The John Lewis Partnership has announced plans to partner with global environmental charity WWF to showcase how people and nature restoration can work together for a sustainable future. The collaboration will see the John Lewis Partnership and WWF working together to protect and restore nature in the UK and globally, with two nature conservation projects planned for East Anglia and India.
The two projects will take place over a three and five year period respectively, which will enable us to create a long lasting legacy and meaningful benefit to the ecosystems and communities in which they are located.
The unique ‘wholescale’ (landscape and seascape) restoration project in Norfolk, will have the potential to demonstrate that nature restoration and carbon sequestration are possible even in one of the most agriculturally intensive areas of the UK. The project is designed to showcase leadership in this space with the potential to shape the John Lewis Partnership’s future nature and regenerative agriculture work.
Specifically, the funding will enable us to:
- bring together separately funded projects into a landscape scale exemplar that demonstrates how we can deliver on the ‘triple challenge’ (meeting the food needs of the world, while tackling the climate crisis and reversing the loss of nature) which is a unique approach compared to any of the John Lewis Partnership’s previous work.
- test how rewilding approaches can work in a productive landscape
- demonstrate the benefits of a integrated approach across land, rivers and sea – a ‘wholescape approach’
- show how public and private funded can be aligned under a ‘blended finance approach’ to deliver outcomes at landscape scale.
The second project, which is already underway, will be looking to better manage and restore the health of the Noyyal and Bhavani river basins in Western Tamil Nadu, South India, which are facing impacts from the textiles industries in the region. The Noyyal and Bhavani rivers house major textile clusters that are responsible for the majority of cotton knitwear exports from India, but are also home to unique wildlife and critical to water security for people in the region. The goal of this project will see key stakeholders in the basin adopt collective actions, leading to improved ecological health of the rivers by 2025.
Marija Rompani, Director of Sustainability at the John Lewis Partnership comments, “as a Purpose-driven business, we are committed to doing things better and that includes doing even more to protect and restore the natural ecosystems our business touches. These principles will be at the heart of our work with WWF and we’re delighted to be in partnership with them to deliver significant and meaningful conservation in the UK and abroad.”

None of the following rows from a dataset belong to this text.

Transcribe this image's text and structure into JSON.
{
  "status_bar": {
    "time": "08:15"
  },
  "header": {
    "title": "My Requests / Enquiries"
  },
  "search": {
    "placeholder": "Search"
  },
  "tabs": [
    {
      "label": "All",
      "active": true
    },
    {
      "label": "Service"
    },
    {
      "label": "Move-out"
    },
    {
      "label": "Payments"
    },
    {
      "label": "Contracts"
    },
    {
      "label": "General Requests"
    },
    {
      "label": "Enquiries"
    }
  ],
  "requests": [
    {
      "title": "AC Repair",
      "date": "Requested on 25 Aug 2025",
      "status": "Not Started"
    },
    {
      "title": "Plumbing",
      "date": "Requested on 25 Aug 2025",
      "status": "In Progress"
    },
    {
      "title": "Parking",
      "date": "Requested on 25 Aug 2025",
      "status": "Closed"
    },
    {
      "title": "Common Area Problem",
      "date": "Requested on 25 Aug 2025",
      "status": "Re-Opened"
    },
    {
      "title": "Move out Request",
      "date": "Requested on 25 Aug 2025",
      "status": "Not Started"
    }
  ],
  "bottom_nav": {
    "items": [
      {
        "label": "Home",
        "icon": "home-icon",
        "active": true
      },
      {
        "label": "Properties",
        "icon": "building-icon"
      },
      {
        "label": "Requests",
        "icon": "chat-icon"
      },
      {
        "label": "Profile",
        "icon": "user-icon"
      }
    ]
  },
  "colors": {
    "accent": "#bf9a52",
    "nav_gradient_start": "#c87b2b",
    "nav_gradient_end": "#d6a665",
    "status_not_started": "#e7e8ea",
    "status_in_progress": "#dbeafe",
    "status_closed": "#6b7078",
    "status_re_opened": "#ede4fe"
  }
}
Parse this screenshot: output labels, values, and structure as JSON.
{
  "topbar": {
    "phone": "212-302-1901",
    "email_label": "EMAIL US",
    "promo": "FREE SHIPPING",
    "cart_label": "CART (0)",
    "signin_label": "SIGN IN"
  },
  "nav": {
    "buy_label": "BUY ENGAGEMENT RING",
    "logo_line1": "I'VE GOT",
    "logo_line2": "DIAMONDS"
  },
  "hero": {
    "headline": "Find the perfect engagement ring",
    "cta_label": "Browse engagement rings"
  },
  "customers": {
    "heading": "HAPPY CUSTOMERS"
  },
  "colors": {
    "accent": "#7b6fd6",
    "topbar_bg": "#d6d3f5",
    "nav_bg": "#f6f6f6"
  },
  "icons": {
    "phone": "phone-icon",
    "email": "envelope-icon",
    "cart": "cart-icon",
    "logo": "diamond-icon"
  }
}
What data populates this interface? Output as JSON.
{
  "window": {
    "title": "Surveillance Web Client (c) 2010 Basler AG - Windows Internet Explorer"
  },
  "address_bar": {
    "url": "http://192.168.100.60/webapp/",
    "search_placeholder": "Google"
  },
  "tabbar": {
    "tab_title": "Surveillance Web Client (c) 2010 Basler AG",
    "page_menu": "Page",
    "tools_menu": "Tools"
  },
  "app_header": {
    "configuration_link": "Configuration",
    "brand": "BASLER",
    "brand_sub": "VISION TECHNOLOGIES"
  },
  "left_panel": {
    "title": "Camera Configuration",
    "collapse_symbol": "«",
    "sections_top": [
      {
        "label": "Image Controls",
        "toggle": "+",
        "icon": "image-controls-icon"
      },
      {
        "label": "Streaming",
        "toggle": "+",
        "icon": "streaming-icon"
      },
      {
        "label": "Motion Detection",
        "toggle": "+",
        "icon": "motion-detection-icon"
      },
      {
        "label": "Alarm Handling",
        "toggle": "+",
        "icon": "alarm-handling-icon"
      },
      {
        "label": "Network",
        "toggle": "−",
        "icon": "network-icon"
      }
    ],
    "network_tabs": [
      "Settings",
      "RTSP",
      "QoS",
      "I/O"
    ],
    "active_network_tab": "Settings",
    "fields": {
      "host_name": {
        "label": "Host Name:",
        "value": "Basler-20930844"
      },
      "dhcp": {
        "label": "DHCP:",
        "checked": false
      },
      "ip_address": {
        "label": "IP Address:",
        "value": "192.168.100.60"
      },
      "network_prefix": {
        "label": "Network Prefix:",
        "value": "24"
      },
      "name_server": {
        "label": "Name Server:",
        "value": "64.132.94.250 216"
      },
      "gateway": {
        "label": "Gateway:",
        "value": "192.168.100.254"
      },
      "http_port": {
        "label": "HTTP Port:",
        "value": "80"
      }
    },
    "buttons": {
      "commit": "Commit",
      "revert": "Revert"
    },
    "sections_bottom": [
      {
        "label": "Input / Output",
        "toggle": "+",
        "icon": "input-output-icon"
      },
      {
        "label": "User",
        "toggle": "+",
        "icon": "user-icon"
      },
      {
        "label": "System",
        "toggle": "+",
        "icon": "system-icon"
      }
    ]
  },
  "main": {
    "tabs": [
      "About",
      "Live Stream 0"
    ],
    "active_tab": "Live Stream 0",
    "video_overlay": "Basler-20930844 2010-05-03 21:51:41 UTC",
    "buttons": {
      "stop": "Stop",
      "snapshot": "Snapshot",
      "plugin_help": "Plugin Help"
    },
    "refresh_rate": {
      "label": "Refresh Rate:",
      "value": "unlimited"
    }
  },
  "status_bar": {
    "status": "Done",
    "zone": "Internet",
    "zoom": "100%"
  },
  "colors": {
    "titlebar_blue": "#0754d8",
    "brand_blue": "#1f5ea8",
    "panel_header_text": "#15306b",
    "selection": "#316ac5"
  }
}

“Through our regenerative agriculture approach on our farm at the Leckford Estate, we’ve seen clearly that to rejuvenate our planet, we must learn to work with nature. This is why today, 40% of the land is managed primarily or solely to promote biodiversity, and our farmland is managed using regenerative agricultural practices, enhancing soil health and water quality.”
David Edwards, Director of Food Strategy at WWF said: “Agriculture is the biggest cause of nature loss globally and a major driver of climate change, so transforming the way we produce food and other agricultural commodities is a core part of WWF’s mission to bring our world back to life.
“We’re excited to be working with the John Lewis Partnership to scale up regenerative, nature-friendly agricultural approaches, including in one of the UK’s most intensively farmed landscapes. We want to take our learnings from this work and inspire wider change across farming.”